But as Burke's critics frequently note, plenty of Catholic bishops parrot this teaching without provoking such ire. They don't make headlines. They don't take on popular politicians or sports figures. And they certainly don't dwell on that sticky church law that forbids Catholics from receiving Communion if they obstinately persist in serious sin.
To do so would be public relations suicide. Every bishop knows it.
Yet Burke and a handful of his peers — including Archbishop Charles Chaput of Denver and Bishop Thomas Olmsted of Phoenix, among others — not only proclaim Catholic doctrine but also apply it to Catholics in their midst. Concerned that decades of cultural accommodation have left American Catholics indifferent to the 1.3 million unborn children aborted each year, these bishops prefer the mortification of a media circus to the queasy calm of ignoring injustice.

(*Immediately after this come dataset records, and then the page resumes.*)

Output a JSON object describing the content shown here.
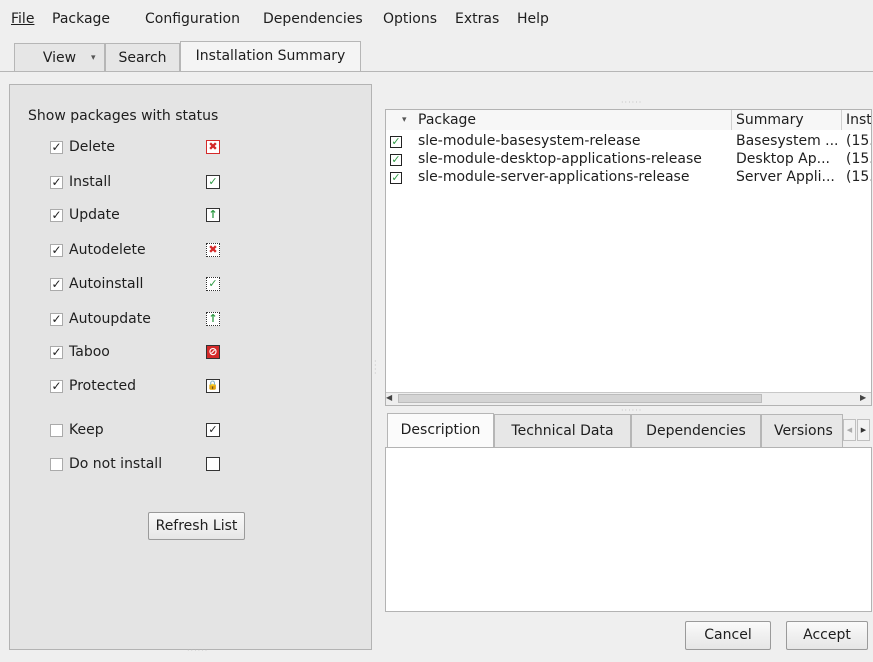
{
  "menu": [
    {
      "label": "File"
    },
    {
      "label": "Package"
    },
    {
      "label": "Configuration"
    },
    {
      "label": "Dependencies"
    },
    {
      "label": "Options"
    },
    {
      "label": "Extras"
    },
    {
      "label": "Help"
    }
  ],
  "main_tabs": {
    "view": "View",
    "search": "Search",
    "summary": "Installation Summary"
  },
  "status_panel": {
    "title": "Show packages with status",
    "items": [
      {
        "label": "Delete",
        "checked": true,
        "icon": "delete-icon"
      },
      {
        "label": "Install",
        "checked": true,
        "icon": "install-icon"
      },
      {
        "label": "Update",
        "checked": true,
        "icon": "update-icon"
      },
      {
        "label": "Autodelete",
        "checked": true,
        "icon": "autodelete-icon"
      },
      {
        "label": "Autoinstall",
        "checked": true,
        "icon": "autoinstall-icon"
      },
      {
        "label": "Autoupdate",
        "checked": true,
        "icon": "autoupdate-icon"
      },
      {
        "label": "Taboo",
        "checked": true,
        "icon": "taboo-icon"
      },
      {
        "label": "Protected",
        "checked": true,
        "icon": "protected-icon"
      },
      {
        "label": "Keep",
        "checked": false,
        "icon": "keep-icon"
      },
      {
        "label": "Do not install",
        "checked": false,
        "icon": "do-not-install-icon"
      }
    ],
    "refresh_label": "Refresh List"
  },
  "package_table": {
    "columns": [
      "Package",
      "Summary",
      "Inst"
    ],
    "rows": [
      {
        "name": "sle-module-basesystem-release",
        "summary": "Basesystem ...",
        "inst": "(15."
      },
      {
        "name": "sle-module-desktop-applications-release",
        "summary": "Desktop Ap...",
        "inst": "(15."
      },
      {
        "name": "sle-module-server-applications-release",
        "summary": "Server Appli...",
        "inst": "(15."
      }
    ]
  },
  "detail_tabs": [
    "Description",
    "Technical Data",
    "Dependencies",
    "Versions"
  ],
  "buttons": {
    "cancel": "Cancel",
    "accept": "Accept"
  },
  "colors": {
    "delete": "#d42a2a",
    "install": "#2e9a44",
    "taboo": "#d42a2a"
  }
}
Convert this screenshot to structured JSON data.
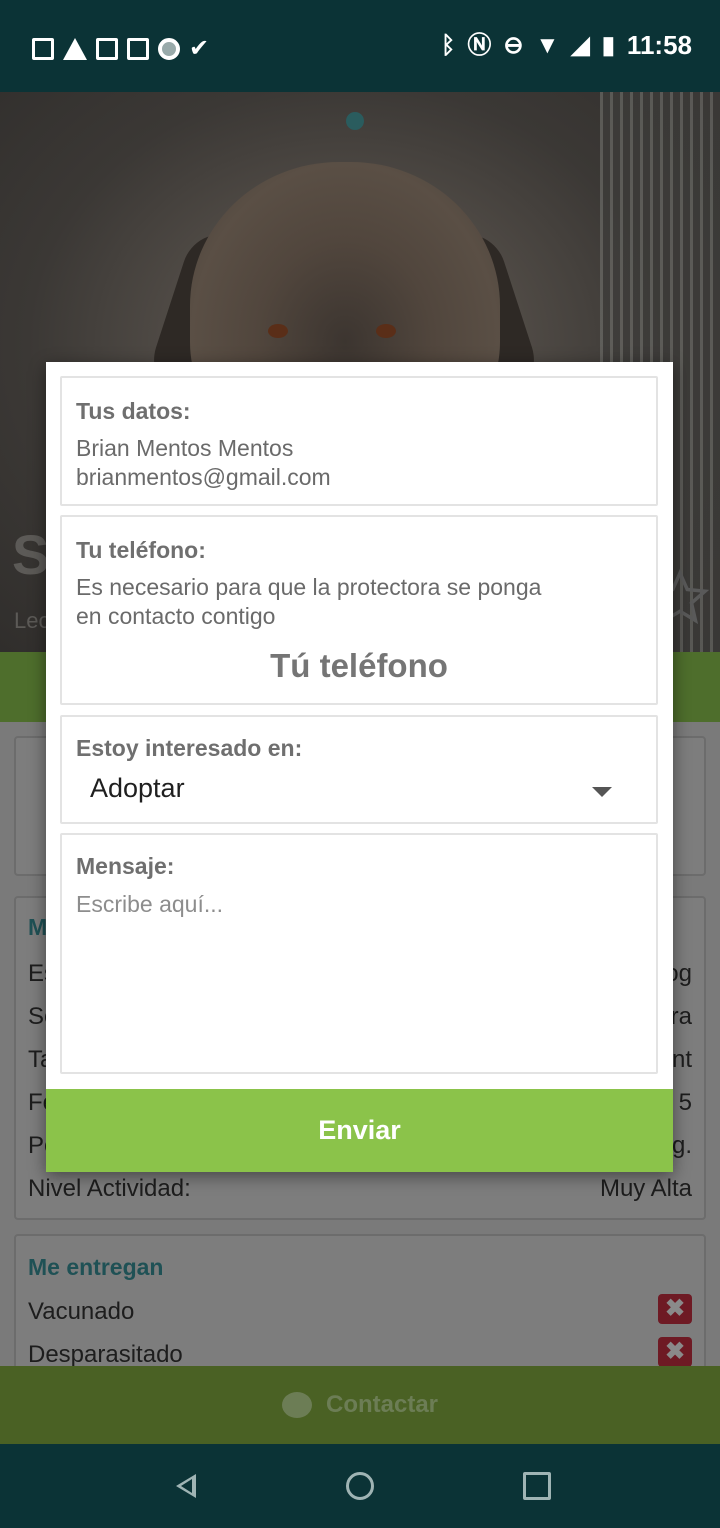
{
  "status_bar": {
    "time": "11:58",
    "left_icons": [
      "notes-icon",
      "warning-icon",
      "gmail-icon",
      "image-icon",
      "record-icon",
      "check-icon"
    ],
    "right_icons": [
      "bluetooth-icon",
      "nfc-icon",
      "dnd-icon",
      "wifi-icon",
      "signal-icon",
      "battery-charging-icon"
    ]
  },
  "background": {
    "hero_title": "Sc",
    "hero_subtitle": "Leo",
    "sections": {
      "details_title": "Mi",
      "rows": [
        {
          "label": "Es",
          "value": "og"
        },
        {
          "label": "Se",
          "value": "ra"
        },
        {
          "label": "Ta",
          "value": "nt"
        },
        {
          "label": "Fe",
          "value": "5"
        },
        {
          "label": "Pe",
          "value": "g."
        },
        {
          "label": "Nivel Actividad:",
          "value": "Muy Alta"
        }
      ],
      "delivery_title": "Me entregan",
      "delivery_items": [
        {
          "label": "Vacunado",
          "mark": "✖"
        },
        {
          "label": "Desparasitado",
          "mark": "✖"
        }
      ]
    },
    "contact_label": "Contactar"
  },
  "dialog": {
    "your_data": {
      "label": "Tus datos:",
      "name": "Brian Mentos Mentos",
      "email": "brianmentos@gmail.com"
    },
    "phone": {
      "label": "Tu teléfono:",
      "description_line1": "Es necesario para que la protectora se ponga",
      "description_line2": "en contacto contigo",
      "placeholder": "Tú teléfono"
    },
    "interest": {
      "label": "Estoy interesado en:",
      "selected": "Adoptar"
    },
    "message": {
      "label": "Mensaje:",
      "placeholder": "Escribe aquí..."
    },
    "send_label": "Enviar"
  }
}
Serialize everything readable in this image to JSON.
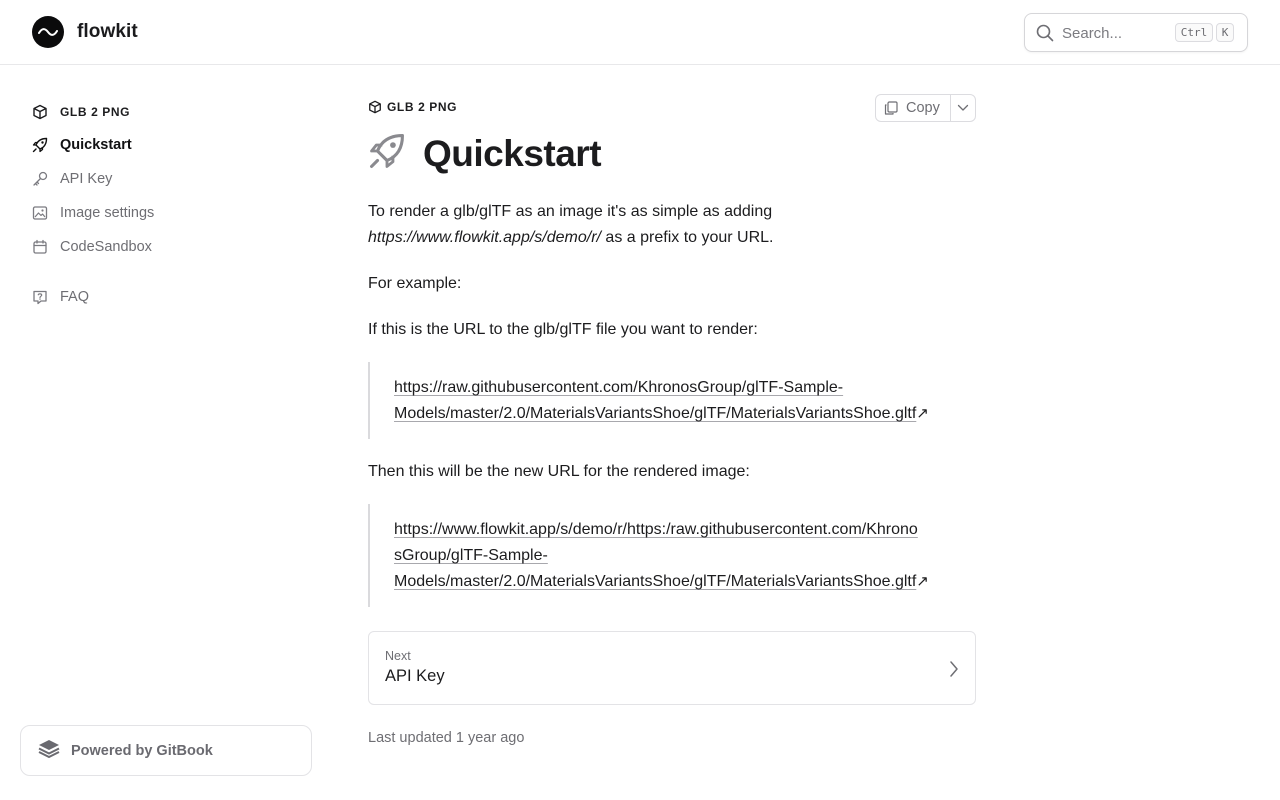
{
  "header": {
    "brand": "flowkit",
    "search_placeholder": "Search...",
    "shortcut_ctrl": "Ctrl",
    "shortcut_key": "K"
  },
  "sidebar": {
    "items": [
      {
        "label": "GLB 2 PNG",
        "icon": "cube-icon"
      },
      {
        "label": "Quickstart",
        "icon": "rocket-icon",
        "active": true
      },
      {
        "label": "API Key",
        "icon": "key-icon"
      },
      {
        "label": "Image settings",
        "icon": "image-icon"
      },
      {
        "label": "CodeSandbox",
        "icon": "sandbox-icon"
      },
      {
        "label": "FAQ",
        "icon": "question-icon"
      }
    ],
    "powered_by": "Powered by GitBook"
  },
  "page": {
    "breadcrumb": "GLB 2 PNG",
    "copy_label": "Copy",
    "title": "Quickstart",
    "intro_text": "To render a glb/glTF as an image it's as simple as adding",
    "intro_url": "https://www.flowkit.app/s/demo/r/",
    "intro_suffix": " as a prefix to your URL.",
    "for_example": "For example:",
    "if_this": "If this is the URL to the glb/glTF file you want to render:",
    "source_url_line1": "https://raw.githubusercontent.com/KhronosGroup/glTF-Sample-",
    "source_url_line2": "Models/master/2.0/MaterialsVariantsShoe/glTF/MaterialsVariantsShoe.gltf",
    "then_text": "Then this will be the new URL for the rendered image:",
    "render_url_line1": "https://www.flowkit.app/s/demo/r/https:/raw.githubusercontent.com/Khrono",
    "render_url_line2": "sGroup/glTF-Sample-",
    "render_url_line3": "Models/master/2.0/MaterialsVariantsShoe/glTF/MaterialsVariantsShoe.gltf",
    "external_arrow": "↗",
    "next_label": "Next",
    "next_title": "API Key",
    "last_updated": "Last updated 1 year ago"
  },
  "colors": {
    "text": "#1c1c1e",
    "muted": "#6e6e73",
    "border": "#e3e3e6"
  }
}
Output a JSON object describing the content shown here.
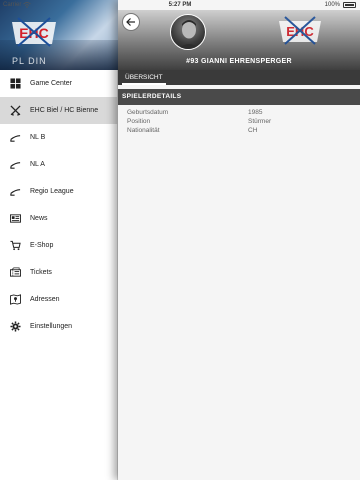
{
  "status_bar": {
    "carrier": "Carrier",
    "time": "5:27 PM",
    "battery": "100%"
  },
  "sidebar": {
    "banner_caption": "PL DIN",
    "items": [
      {
        "label": "Game Center",
        "icon": "grid-icon",
        "active": false
      },
      {
        "label": "EHC Biel / HC Bienne",
        "icon": "crossed-sticks-icon",
        "active": true
      },
      {
        "label": "NL B",
        "icon": "hockey-stick-icon",
        "active": false
      },
      {
        "label": "NL A",
        "icon": "hockey-stick-icon",
        "active": false
      },
      {
        "label": "Regio League",
        "icon": "hockey-stick-icon",
        "active": false
      },
      {
        "label": "News",
        "icon": "newspaper-icon",
        "active": false
      },
      {
        "label": "E-Shop",
        "icon": "cart-icon",
        "active": false
      },
      {
        "label": "Tickets",
        "icon": "ticket-icon",
        "active": false
      },
      {
        "label": "Adressen",
        "icon": "map-icon",
        "active": false
      },
      {
        "label": "Einstellungen",
        "icon": "gear-icon",
        "active": false
      }
    ]
  },
  "player": {
    "name": "#93 GIANNI EHRENSPERGER"
  },
  "tabs": [
    {
      "label": "ÜBERSICHT",
      "active": true
    }
  ],
  "section": {
    "title": "SPIELERDETAILS"
  },
  "details": [
    {
      "label": "Geburtsdatum",
      "value": "1985"
    },
    {
      "label": "Position",
      "value": "Stürmer"
    },
    {
      "label": "Nationalität",
      "value": "CH"
    }
  ],
  "colors": {
    "logo_blue": "#1d4f9a",
    "logo_red": "#d4202a",
    "header_dark": "#3a3a3a"
  }
}
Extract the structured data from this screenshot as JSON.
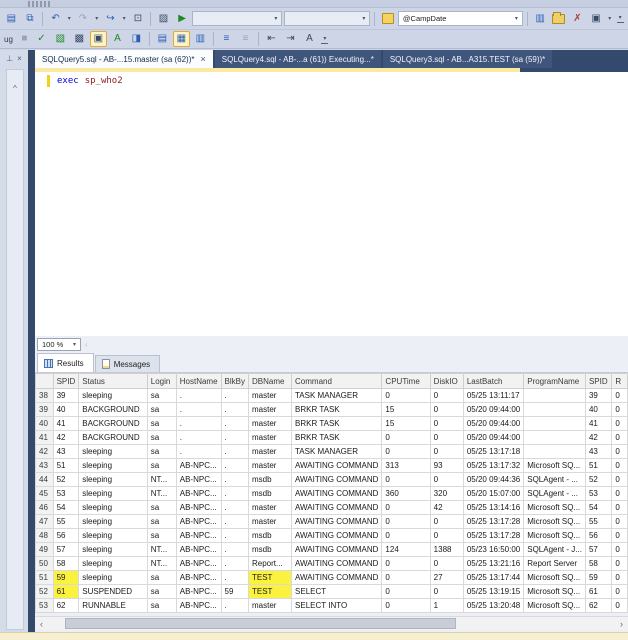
{
  "chrome": {
    "debug_label_clipped": "ug"
  },
  "toolbar_standard": {
    "combo1_value": "",
    "combo2_value": "",
    "variable_combo_value": "@CampDate"
  },
  "icons": {
    "paste": "▤",
    "copy": "⧉",
    "undo": "↶",
    "redo": "↷",
    "navigate": "↪",
    "window": "⊡",
    "image": "▨",
    "run": "▶",
    "caret": "▾",
    "link": "▥",
    "tools": "✗",
    "media": "▣",
    "pin": "⊥",
    "close": "×",
    "scroll_up": "^",
    "stop": "■",
    "parse": "✓",
    "estimated_plan": "▧",
    "query_options": "▩",
    "intellisense": "▣",
    "template_params": "A",
    "debug_pointer": "◨",
    "results_text": "▤",
    "results_grid": "▦",
    "results_file": "▥",
    "comment": "≡",
    "uncomment": "≡",
    "outdent": "⇤",
    "indent": "⇥",
    "case": "A",
    "scroll_left": "‹",
    "scroll_right": "›",
    "zoom_scroll": "‹"
  },
  "tabs": [
    {
      "label": "SQLQuery5.sql - AB-...15.master (sa (62))*",
      "close_glyph": "×",
      "active": true
    },
    {
      "label": "SQLQuery4.sql - AB-...a (61)) Executing...*",
      "active": false
    },
    {
      "label": "SQLQuery3.sql - AB...A315.TEST (sa (59))*",
      "active": false
    }
  ],
  "editor": {
    "line1_keyword": "exec",
    "line1_text": "sp_who2"
  },
  "results": {
    "zoom_level": "100 %",
    "tabs": [
      "Results",
      "Messages"
    ],
    "columns": [
      "",
      "SPID",
      "Status",
      "Login",
      "HostName",
      "BlkBy",
      "DBName",
      "Command",
      "CPUTime",
      "DiskIO",
      "LastBatch",
      "ProgramName",
      "SPID",
      "R"
    ],
    "rows": [
      [
        "38",
        "39",
        "sleeping",
        "sa",
        ".",
        ".",
        "master",
        "TASK MANAGER",
        "0",
        "0",
        "05/25 13:11:17",
        "",
        "39",
        "0"
      ],
      [
        "39",
        "40",
        "BACKGROUND",
        "sa",
        ".",
        ".",
        "master",
        "BRKR TASK",
        "15",
        "0",
        "05/20 09:44:00",
        "",
        "40",
        "0"
      ],
      [
        "40",
        "41",
        "BACKGROUND",
        "sa",
        ".",
        ".",
        "master",
        "BRKR TASK",
        "15",
        "0",
        "05/20 09:44:00",
        "",
        "41",
        "0"
      ],
      [
        "41",
        "42",
        "BACKGROUND",
        "sa",
        ".",
        ".",
        "master",
        "BRKR TASK",
        "0",
        "0",
        "05/20 09:44:00",
        "",
        "42",
        "0"
      ],
      [
        "42",
        "43",
        "sleeping",
        "sa",
        ".",
        ".",
        "master",
        "TASK MANAGER",
        "0",
        "0",
        "05/25 13:17:18",
        "",
        "43",
        "0"
      ],
      [
        "43",
        "51",
        "sleeping",
        "sa",
        "AB-NPC...",
        ".",
        "master",
        "AWAITING COMMAND",
        "313",
        "93",
        "05/25 13:17:32",
        "Microsoft SQ...",
        "51",
        "0"
      ],
      [
        "44",
        "52",
        "sleeping",
        "NT...",
        "AB-NPC...",
        ".",
        "msdb",
        "AWAITING COMMAND",
        "0",
        "0",
        "05/20 09:44:36",
        "SQLAgent - ...",
        "52",
        "0"
      ],
      [
        "45",
        "53",
        "sleeping",
        "NT...",
        "AB-NPC...",
        ".",
        "msdb",
        "AWAITING COMMAND",
        "360",
        "320",
        "05/20 15:07:00",
        "SQLAgent - ...",
        "53",
        "0"
      ],
      [
        "46",
        "54",
        "sleeping",
        "sa",
        "AB-NPC...",
        ".",
        "master",
        "AWAITING COMMAND",
        "0",
        "42",
        "05/25 13:14:16",
        "Microsoft SQ...",
        "54",
        "0"
      ],
      [
        "47",
        "55",
        "sleeping",
        "sa",
        "AB-NPC...",
        ".",
        "master",
        "AWAITING COMMAND",
        "0",
        "0",
        "05/25 13:17:28",
        "Microsoft SQ...",
        "55",
        "0"
      ],
      [
        "48",
        "56",
        "sleeping",
        "sa",
        "AB-NPC...",
        ".",
        "msdb",
        "AWAITING COMMAND",
        "0",
        "0",
        "05/25 13:17:28",
        "Microsoft SQ...",
        "56",
        "0"
      ],
      [
        "49",
        "57",
        "sleeping",
        "NT...",
        "AB-NPC...",
        ".",
        "msdb",
        "AWAITING COMMAND",
        "124",
        "1388",
        "05/23 16:50:00",
        "SQLAgent - J...",
        "57",
        "0"
      ],
      [
        "50",
        "58",
        "sleeping",
        "NT...",
        "AB-NPC...",
        ".",
        "Report...",
        "AWAITING COMMAND",
        "0",
        "0",
        "05/25 13:21:16",
        "Report Server",
        "58",
        "0"
      ],
      [
        "51",
        "59",
        "sleeping",
        "sa",
        "AB-NPC...",
        ".",
        "TEST",
        "AWAITING COMMAND",
        "0",
        "27",
        "05/25 13:17:44",
        "Microsoft SQ...",
        "59",
        "0"
      ],
      [
        "52",
        "61",
        "SUSPENDED",
        "sa",
        "AB-NPC...",
        "59",
        "TEST",
        "SELECT",
        "0",
        "0",
        "05/25 13:19:15",
        "Microsoft SQ...",
        "61",
        "0"
      ],
      [
        "53",
        "62",
        "RUNNABLE",
        "sa",
        "AB-NPC...",
        ".",
        "master",
        "SELECT INTO",
        "0",
        "1",
        "05/25 13:20:48",
        "Microsoft SQ...",
        "62",
        "0"
      ]
    ],
    "highlighted_cells": [
      {
        "row": 13,
        "cols": [
          1,
          6
        ]
      },
      {
        "row": 14,
        "cols": [
          1,
          6
        ]
      }
    ],
    "highlight_color": "#fbf23f"
  }
}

Their critics say they are unreasonable and out of touch. But history may say otherwise.
Not so long ago, U.S. Catholic bishops saw another group of people treated as disposable property. Although a paper trail of papal decrees condemning the slave trade stretches back to the early 1400s, most American Catholic bishops sat out the pre-Civil War abolition debate. Historians say they feared proclaiming the fullness of Catholic teaching on the subject, lest they jeopardize their precarious position in America and anger Catholics who supported slavery.
Throughout our history, America's story has been one of an expanding circle of concern embracing human beings once dismissed as unworthy of protection. Given that trajectory, it is reasonable to believe that the struggle to guarantee protection for unborn human lives someday may join the abolitionist and civil-rights efforts as defining movements in our history. If and when that day comes, it will be leaders such as Burke, not their accommodationist critics, upon whom history will smile.